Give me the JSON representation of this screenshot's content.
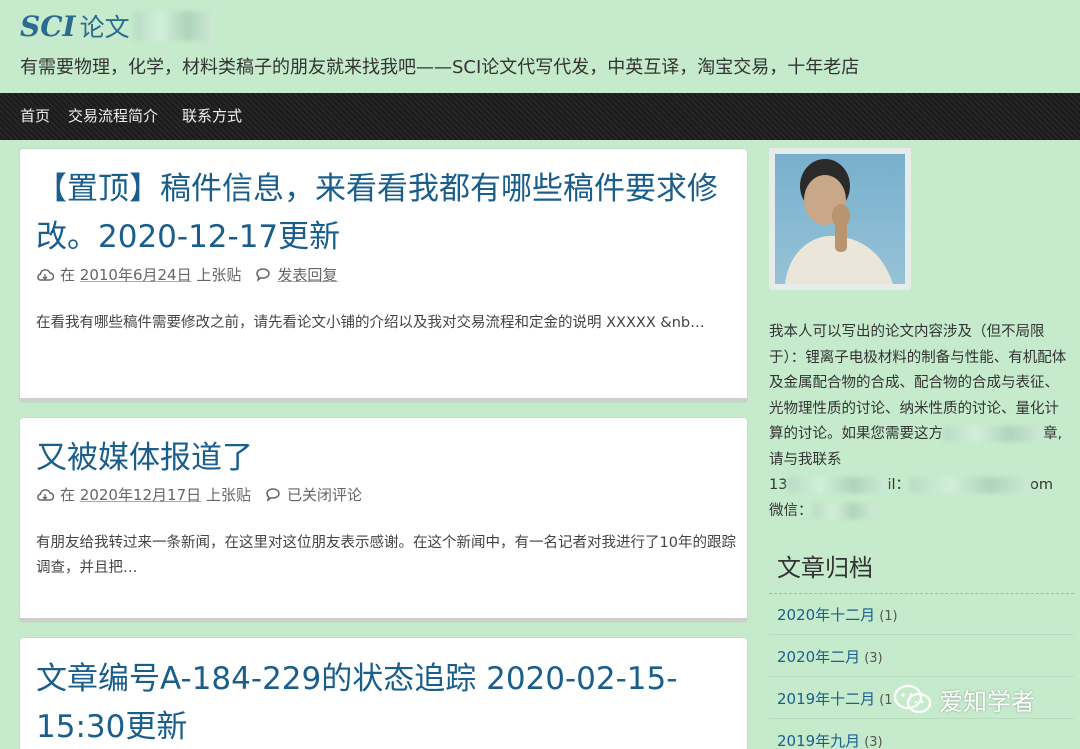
{
  "site": {
    "title_latin": "SCI",
    "title_cn": "论文",
    "description": "有需要物理，化学，材料类稿子的朋友就来找我吧——SCI论文代写代发，中英互译，淘宝交易，十年老店"
  },
  "nav": [
    {
      "label": "首页"
    },
    {
      "label": "交易流程简介"
    },
    {
      "label": "联系方式"
    }
  ],
  "posts": [
    {
      "title": "【置顶】稿件信息，来看看我都有哪些稿件要求修改。2020-12-17更新",
      "meta_prefix": "在",
      "date": "2010年6月24日",
      "author": "上张贴",
      "comment": "发表回复",
      "excerpt": "在看我有哪些稿件需要修改之前，请先看论文小铺的介绍以及我对交易流程和定金的说明 XXXXX &nb…"
    },
    {
      "title": "又被媒体报道了",
      "meta_prefix": "在",
      "date": "2020年12月17日",
      "author": "上张贴",
      "comment": "已关闭评论",
      "excerpt": "有朋友给我转过来一条新闻，在这里对这位朋友表示感谢。在这个新闻中，有一名记者对我进行了10年的跟踪调查，并且把…"
    },
    {
      "title": "文章编号A-184-229的状态追踪 2020-02-15-15:30更新"
    }
  ],
  "sidebar": {
    "bio_line1": "我本人可以写出的论文内容涉及（但不局限于）：锂离子电极材料的制备与性能、有机配体及金属配合物的合成、配合物的合成与表征、光物理性质的讨论、纳米性质的讨论、量化计算的讨论。如果您需要这方",
    "bio_line2": "章,请与我联系",
    "bio_line3_prefix": "13",
    "bio_line3_mid": "il：",
    "bio_line3_suffix": "om",
    "bio_line4": "微信：",
    "archive_title": "文章归档",
    "archives": [
      {
        "label": "2020年十二月",
        "count": "(1)"
      },
      {
        "label": "2020年二月",
        "count": "(3)"
      },
      {
        "label": "2019年十二月",
        "count": "(1"
      },
      {
        "label": "2019年九月",
        "count": "(3)"
      }
    ]
  },
  "watermark": {
    "text": "爱知学者"
  }
}
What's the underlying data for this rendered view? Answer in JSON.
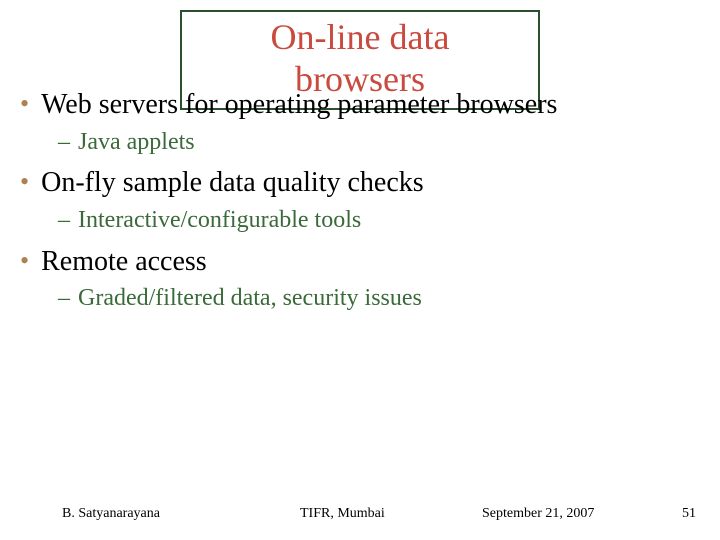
{
  "title": "On-line data browsers",
  "bullets": [
    {
      "text": "Web servers for operating parameter browsers",
      "sub": "Java applets"
    },
    {
      "text": "On-fly sample data quality checks",
      "sub": "Interactive/configurable tools"
    },
    {
      "text": "Remote access",
      "sub": "Graded/filtered data, security issues"
    }
  ],
  "footer": {
    "author": "B. Satyanarayana",
    "org": "TIFR, Mumbai",
    "date": "September 21, 2007",
    "page": "51"
  }
}
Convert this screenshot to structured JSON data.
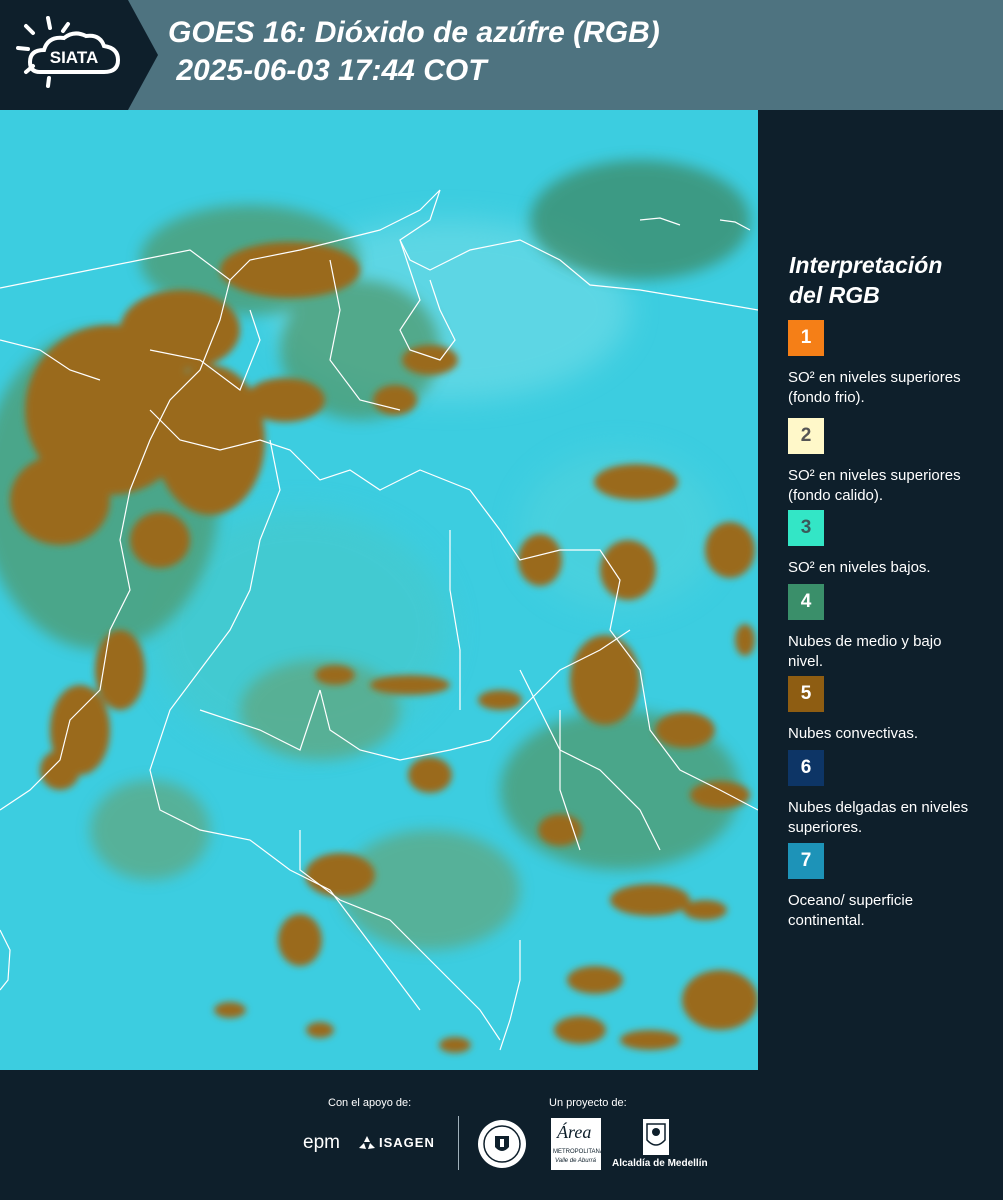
{
  "header": {
    "logo_text": "SIATA",
    "title_line1": "GOES 16: Dióxido de azúfre (RGB)",
    "title_line2": " 2025-06-03 17:44 COT"
  },
  "legend": {
    "title_line1": "Interpretación",
    "title_line2": "del RGB",
    "items": [
      {
        "number": "1",
        "label": "SO² en niveles superiores (fondo frio).",
        "color": "#f57f17",
        "text_color": "#ffffff"
      },
      {
        "number": "2",
        "label": "SO² en niveles superiores (fondo calido).",
        "color": "#fff8c9",
        "text_color": "#555555"
      },
      {
        "number": "3",
        "label": "SO² en niveles bajos.",
        "color": "#33e6c6",
        "text_color": "#3a5a5a"
      },
      {
        "number": "4",
        "label": "Nubes de medio y bajo nivel.",
        "color": "#3a8f6a",
        "text_color": "#ffffff"
      },
      {
        "number": "5",
        "label": "Nubes convectivas.",
        "color": "#8e5d12",
        "text_color": "#ffffff"
      },
      {
        "number": "6",
        "label": "Nubes delgadas en niveles superiores.",
        "color": "#0d3566",
        "text_color": "#ffffff"
      },
      {
        "number": "7",
        "label": "Oceano/ superficie continental.",
        "color": "#1d93b8",
        "text_color": "#ffffff"
      }
    ]
  },
  "footer": {
    "support_label": "Con el apoyo de:",
    "project_label": "Un proyecto de:",
    "epm": "epm",
    "isagen": "ISAGEN",
    "area_name": "Área",
    "area_sub1": "METROPOLITANA",
    "area_sub2": "Valle de Aburrá",
    "alcaldia": "Alcaldía de Medellín"
  },
  "colors": {
    "header_bg": "#4e7380",
    "logo_bg": "#0e1f2b",
    "page_bg": "#0e1f2b",
    "ocean": "#3ccde0",
    "convective": "#9a6b1c",
    "mid_low": "#4f9a6e"
  }
}
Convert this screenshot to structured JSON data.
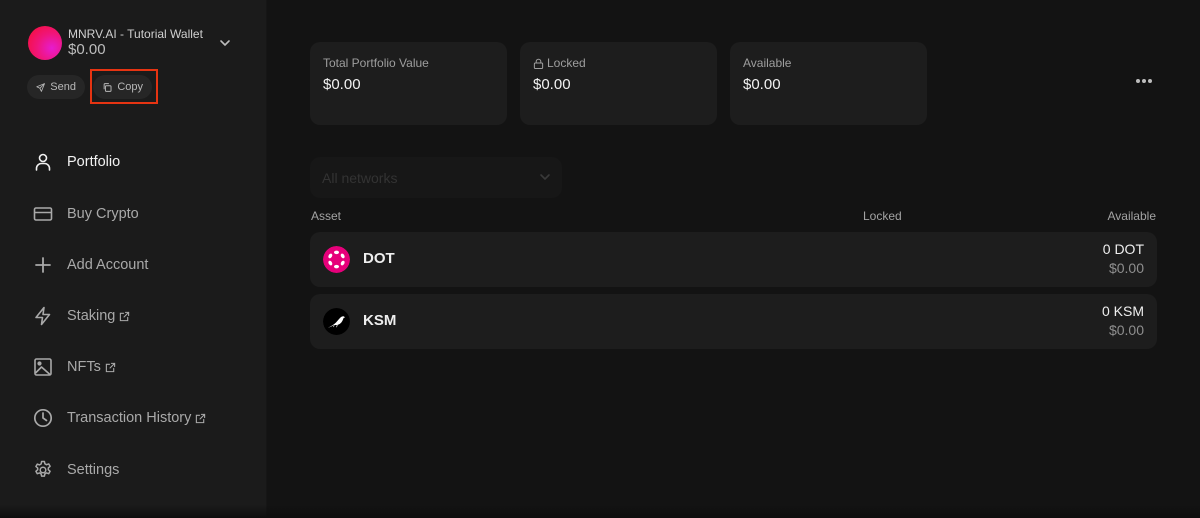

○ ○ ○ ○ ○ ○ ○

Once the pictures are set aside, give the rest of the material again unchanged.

Give me the JSON representation of this screenshot's content.
{
  "site": {
    "title_latin": "SCI",
    "title_cn": "论文",
    "description": "有需要物理，化学，材料类稿子的朋友就来找我吧——SCI论文代写代发，中英互译，淘宝交易，十年老店"
  },
  "nav": [
    {
      "label": "首页"
    },
    {
      "label": "交易流程简介"
    },
    {
      "label": "联系方式"
    }
  ],
  "posts": [
    {
      "title": "【置顶】稿件信息，来看看我都有哪些稿件要求修改。2020-12-17更新",
      "meta_prefix": "在",
      "date": "2010年6月24日",
      "author": "上张贴",
      "comment": "发表回复",
      "excerpt": "在看我有哪些稿件需要修改之前，请先看论文小铺的介绍以及我对交易流程和定金的说明 XXXXX &nb…"
    },
    {
      "title": "又被媒体报道了",
      "meta_prefix": "在",
      "date": "2020年12月17日",
      "author": "上张贴",
      "comment": "已关闭评论",
      "excerpt": "有朋友给我转过来一条新闻，在这里对这位朋友表示感谢。在这个新闻中，有一名记者对我进行了10年的跟踪调查，并且把…"
    },
    {
      "title": "文章编号A-184-229的状态追踪 2020-02-15-15:30更新"
    }
  ],
  "sidebar": {
    "bio_line1": "我本人可以写出的论文内容涉及（但不局限于）：锂离子电极材料的制备与性能、有机配体及金属配合物的合成、配合物的合成与表征、光物理性质的讨论、纳米性质的讨论、量化计算的讨论。如果您需要这方",
    "bio_line2": "章,请与我联系",
    "bio_line3_prefix": "13",
    "bio_line3_mid": "il：",
    "bio_line3_suffix": "om",
    "bio_line4": "微信：",
    "archive_title": "文章归档",
    "archives": [
      {
        "label": "2020年十二月",
        "count": "(1)"
      },
      {
        "label": "2020年二月",
        "count": "(3)"
      },
      {
        "label": "2019年十二月",
        "count": "(1"
      },
      {
        "label": "2019年九月",
        "count": "(3)"
      }
    ]
  },
  "watermark": {
    "text": "爱知学者"
  }
}
What's the underlying data for this rendered view? Answer in JSON.
{
  "title": "On-line data browsers",
  "bullets": [
    {
      "text": "Web servers for operating parameter browsers",
      "sub": "Java applets"
    },
    {
      "text": "On-fly sample data quality checks",
      "sub": "Interactive/configurable tools"
    },
    {
      "text": "Remote access",
      "sub": "Graded/filtered data, security issues"
    }
  ],
  "footer": {
    "author": "B. Satyanarayana",
    "org": "TIFR, Mumbai",
    "date": "September 21, 2007",
    "page": "51"
  }
}
Convert this screenshot to structured JSON data.
{
  "header": {
    "logo_text": "SIATA",
    "title_line1": "GOES 16: Dióxido de azúfre (RGB)",
    "title_line2": " 2025-06-03 17:44 COT"
  },
  "legend": {
    "title_line1": "Interpretación",
    "title_line2": "del RGB",
    "items": [
      {
        "number": "1",
        "label": "SO² en niveles superiores (fondo frio).",
        "color": "#f57f17",
        "text_color": "#ffffff"
      },
      {
        "number": "2",
        "label": "SO² en niveles superiores (fondo calido).",
        "color": "#fff8c9",
        "text_color": "#555555"
      },
      {
        "number": "3",
        "label": "SO² en niveles bajos.",
        "color": "#33e6c6",
        "text_color": "#3a5a5a"
      },
      {
        "number": "4",
        "label": "Nubes de medio y bajo nivel.",
        "color": "#3a8f6a",
        "text_color": "#ffffff"
      },
      {
        "number": "5",
        "label": "Nubes convectivas.",
        "color": "#8e5d12",
        "text_color": "#ffffff"
      },
      {
        "number": "6",
        "label": "Nubes delgadas en niveles superiores.",
        "color": "#0d3566",
        "text_color": "#ffffff"
      },
      {
        "number": "7",
        "label": "Oceano/ superficie continental.",
        "color": "#1d93b8",
        "text_color": "#ffffff"
      }
    ]
  },
  "footer": {
    "support_label": "Con el apoyo de:",
    "project_label": "Un proyecto de:",
    "epm": "epm",
    "isagen": "ISAGEN",
    "area_name": "Área",
    "area_sub1": "METROPOLITANA",
    "area_sub2": "Valle de Aburrá",
    "alcaldia": "Alcaldía de Medellín"
  },
  "colors": {
    "header_bg": "#4e7380",
    "logo_bg": "#0e1f2b",
    "page_bg": "#0e1f2b",
    "ocean": "#3ccde0",
    "convective": "#9a6b1c",
    "mid_low": "#4f9a6e"
  }
}
Convert this screenshot to structured JSON data.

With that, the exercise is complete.